About a third of all women in the world have been physically or sexually assaulted, according to a new study by the World Health Organization.

The report titled "Global and regional estimates of violence against women: Prevalence and health effects of intimate partner violence and non-partner sexual violence", shows the prevalence of violence against women, either by partners or others. About 30 percent of all women in the world are assaulted by their intimate partners.

 "These findings send a powerful message that violence against women is a global health problem of epidemic proportions. We also see that the world's health systems can and must do more for women who experience violence," said Dr Margaret Chan, Director-General, WHO, according to a press release.

About 38 percent of the total murdered women were killed by their partners. Many suffered serious injuries and depression. The study also found that abused women are likely to have high prevalence of sexually-transmitted diseases and low birth-weight babies.

A related study conducted by World Health Organization had found that women abused by their partners are "twice as likely as non-abused women to have poor health and physical and mental problems, even if the violence occurred years before."

The report found that violence by intimate partners against women was particularly high in areas like Africa, Eastern Mediterranean and Southeast Asia.

"This new data shows that violence against women is extremely common.
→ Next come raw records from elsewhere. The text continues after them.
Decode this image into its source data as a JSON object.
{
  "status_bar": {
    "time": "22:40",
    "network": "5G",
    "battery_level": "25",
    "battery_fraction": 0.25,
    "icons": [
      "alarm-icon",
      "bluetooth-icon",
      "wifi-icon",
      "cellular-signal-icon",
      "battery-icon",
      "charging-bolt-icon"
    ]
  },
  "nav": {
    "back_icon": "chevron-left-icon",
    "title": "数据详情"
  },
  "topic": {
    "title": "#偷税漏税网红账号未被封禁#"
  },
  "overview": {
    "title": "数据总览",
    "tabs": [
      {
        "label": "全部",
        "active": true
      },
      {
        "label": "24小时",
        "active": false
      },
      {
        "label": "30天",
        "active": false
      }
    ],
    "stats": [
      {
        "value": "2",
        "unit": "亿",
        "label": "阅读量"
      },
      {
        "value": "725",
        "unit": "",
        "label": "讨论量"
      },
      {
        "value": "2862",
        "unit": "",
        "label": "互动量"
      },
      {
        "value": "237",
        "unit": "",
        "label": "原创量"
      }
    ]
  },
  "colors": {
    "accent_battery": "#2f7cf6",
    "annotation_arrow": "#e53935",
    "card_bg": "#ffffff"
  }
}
We urgently need to invest in prevention to address the underlying causes of this global women's health problem." said Professor Charlotte Watts, from the London School of Hygiene & Tropical Medicine.

Sadly, these high numbers might just be the tip of an iceberg as most women don't report violence due to social stigma, said WHO. Other problems like absence of such surveys in several countries and poor data collection methods also posed to be major challenge for gathering data on violence against women.

The report was released by the WHO along with the London School of Hygiene & Tropical Medicine and the South African Medical Research Council. The study and info-graphics can be found here